- Records provided:

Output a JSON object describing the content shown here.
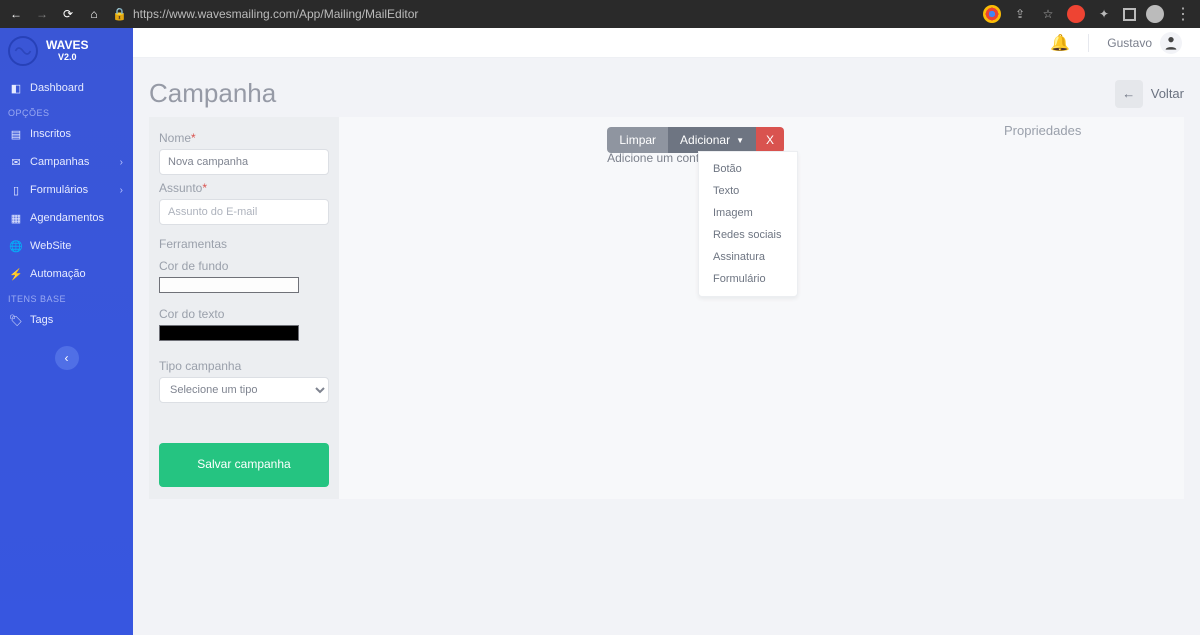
{
  "browser": {
    "url": "https://www.wavesmailing.com/App/Mailing/MailEditor"
  },
  "brand": {
    "name": "WAVES",
    "version": "V2.0"
  },
  "sidebar": {
    "items": [
      {
        "label": "Dashboard",
        "icon": "dashboard",
        "expandable": false
      },
      {
        "section": "OPÇÕES"
      },
      {
        "label": "Inscritos",
        "icon": "users",
        "expandable": false
      },
      {
        "label": "Campanhas",
        "icon": "envelope",
        "expandable": true
      },
      {
        "label": "Formulários",
        "icon": "file",
        "expandable": true
      },
      {
        "label": "Agendamentos",
        "icon": "calendar",
        "expandable": false
      },
      {
        "label": "WebSite",
        "icon": "globe",
        "expandable": false
      },
      {
        "label": "Automação",
        "icon": "bolt",
        "expandable": false
      },
      {
        "section": "ITENS BASE"
      },
      {
        "label": "Tags",
        "icon": "tag",
        "expandable": false
      }
    ]
  },
  "topbar": {
    "username": "Gustavo"
  },
  "page": {
    "title": "Campanha",
    "back_label": "Voltar"
  },
  "form": {
    "name_label": "Nome",
    "name_value": "Nova campanha",
    "subject_label": "Assunto",
    "subject_placeholder": "Assunto do E-mail",
    "tools_label": "Ferramentas",
    "bg_label": "Cor de fundo",
    "bg_value": "#fdfdfd",
    "fg_label": "Cor do texto",
    "fg_value": "#000000",
    "type_label": "Tipo campanha",
    "type_placeholder": "Selecione um tipo",
    "save_label": "Salvar campanha"
  },
  "canvas": {
    "empty_text": "Adicione um conteúdo",
    "toolbar": {
      "clear": "Limpar",
      "add": "Adicionar",
      "delete": "X"
    },
    "add_menu": [
      "Botão",
      "Texto",
      "Imagem",
      "Redes sociais",
      "Assinatura",
      "Formulário"
    ]
  },
  "props": {
    "title": "Propriedades"
  }
}
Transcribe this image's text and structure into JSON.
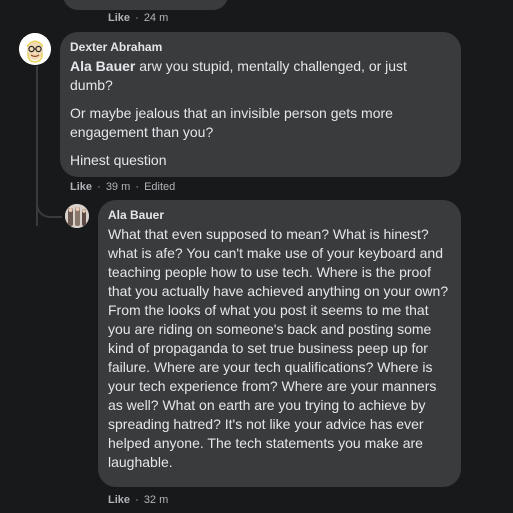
{
  "previous_comment": {
    "like_label": "Like",
    "time": "24 m"
  },
  "dexter_comment": {
    "author": "Dexter Abraham",
    "mention": "Ala Bauer",
    "line1_rest": " arw you stupid, mentally challenged, or just dumb?",
    "para2": "Or maybe jealous that an invisible person gets more engagement than you?",
    "para3": "Hinest question",
    "like_label": "Like",
    "time": "39 m",
    "edited": "Edited"
  },
  "ala_reply": {
    "author": "Ala Bauer",
    "text": "What that even supposed to mean? What is hinest? what is afe? You can't make use of your keyboard and teaching people how to use tech. Where is the proof that you actually have achieved anything on your own? From the looks of what you post it seems to me that you are riding on someone's back and posting some kind of propaganda to set true business peep up for failure. Where are your tech qualifications? Where is your tech experience from? Where are your manners as well? What on earth are you trying to achieve by spreading hatred? It's not like your advice has ever helped anyone. The tech statements you make are laughable.",
    "like_label": "Like",
    "time": "32 m"
  },
  "separator": "·",
  "colors": {
    "background": "#18191a",
    "bubble": "#3a3b3c",
    "text": "#e4e6eb",
    "meta": "#b0b3b8"
  }
}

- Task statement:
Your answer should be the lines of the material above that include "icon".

- Response to the exercise:
        "icon": "dashboard",
        "icon": "users",
        "icon": "envelope",
        "icon": "file",
        "icon": "calendar",
        "icon": "globe",
        "icon": "bolt",
        "icon": "tag",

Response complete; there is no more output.